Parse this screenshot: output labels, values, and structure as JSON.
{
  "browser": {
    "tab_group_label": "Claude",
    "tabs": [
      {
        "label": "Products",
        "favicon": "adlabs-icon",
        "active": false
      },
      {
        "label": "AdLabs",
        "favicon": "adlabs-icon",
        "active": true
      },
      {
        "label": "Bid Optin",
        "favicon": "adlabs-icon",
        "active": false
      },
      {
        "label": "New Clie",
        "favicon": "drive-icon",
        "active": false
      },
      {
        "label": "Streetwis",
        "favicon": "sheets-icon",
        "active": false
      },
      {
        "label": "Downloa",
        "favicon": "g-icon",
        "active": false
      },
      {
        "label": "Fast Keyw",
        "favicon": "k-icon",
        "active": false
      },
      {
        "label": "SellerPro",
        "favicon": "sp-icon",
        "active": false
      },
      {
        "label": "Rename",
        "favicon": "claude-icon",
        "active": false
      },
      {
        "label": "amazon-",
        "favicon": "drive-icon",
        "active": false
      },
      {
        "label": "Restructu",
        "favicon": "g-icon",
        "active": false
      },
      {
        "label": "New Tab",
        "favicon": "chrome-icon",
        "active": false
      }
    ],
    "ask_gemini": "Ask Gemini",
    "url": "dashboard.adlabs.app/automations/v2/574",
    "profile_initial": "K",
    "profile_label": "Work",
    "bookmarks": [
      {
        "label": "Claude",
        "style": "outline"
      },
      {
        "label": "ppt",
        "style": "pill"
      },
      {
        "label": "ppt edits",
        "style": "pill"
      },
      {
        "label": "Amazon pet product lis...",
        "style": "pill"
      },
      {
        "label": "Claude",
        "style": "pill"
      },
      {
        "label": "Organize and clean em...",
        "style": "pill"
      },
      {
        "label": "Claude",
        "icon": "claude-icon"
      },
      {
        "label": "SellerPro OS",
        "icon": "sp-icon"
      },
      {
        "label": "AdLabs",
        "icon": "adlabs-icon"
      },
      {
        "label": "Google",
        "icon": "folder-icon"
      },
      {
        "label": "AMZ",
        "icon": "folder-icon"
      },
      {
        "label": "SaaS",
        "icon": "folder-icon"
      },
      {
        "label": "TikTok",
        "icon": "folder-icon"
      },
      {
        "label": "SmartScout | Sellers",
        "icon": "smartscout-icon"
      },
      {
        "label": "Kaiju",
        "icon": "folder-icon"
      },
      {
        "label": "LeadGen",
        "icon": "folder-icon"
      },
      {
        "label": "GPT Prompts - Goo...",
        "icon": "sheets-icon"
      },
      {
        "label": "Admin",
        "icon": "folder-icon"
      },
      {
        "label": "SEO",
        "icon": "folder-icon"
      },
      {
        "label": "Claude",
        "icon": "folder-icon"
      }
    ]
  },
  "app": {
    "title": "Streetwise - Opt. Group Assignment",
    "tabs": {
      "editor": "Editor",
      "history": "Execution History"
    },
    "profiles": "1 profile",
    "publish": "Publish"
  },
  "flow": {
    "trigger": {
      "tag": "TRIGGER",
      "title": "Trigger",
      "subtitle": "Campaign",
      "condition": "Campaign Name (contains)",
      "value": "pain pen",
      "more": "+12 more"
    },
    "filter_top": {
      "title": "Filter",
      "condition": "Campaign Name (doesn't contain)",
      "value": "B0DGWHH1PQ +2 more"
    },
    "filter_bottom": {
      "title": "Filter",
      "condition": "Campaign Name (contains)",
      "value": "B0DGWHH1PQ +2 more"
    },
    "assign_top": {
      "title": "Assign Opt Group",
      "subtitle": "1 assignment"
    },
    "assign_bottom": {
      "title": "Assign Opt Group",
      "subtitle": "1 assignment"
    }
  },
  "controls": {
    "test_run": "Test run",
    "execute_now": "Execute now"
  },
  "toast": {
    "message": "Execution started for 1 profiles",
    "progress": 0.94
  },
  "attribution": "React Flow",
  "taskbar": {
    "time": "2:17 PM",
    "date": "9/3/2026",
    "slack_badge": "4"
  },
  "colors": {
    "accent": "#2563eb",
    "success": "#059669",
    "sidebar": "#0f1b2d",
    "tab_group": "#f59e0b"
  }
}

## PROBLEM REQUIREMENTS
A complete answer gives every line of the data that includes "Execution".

## TASK OUTPUT
      "history": "Execution History"
    "message": "Execution started for 1 profiles",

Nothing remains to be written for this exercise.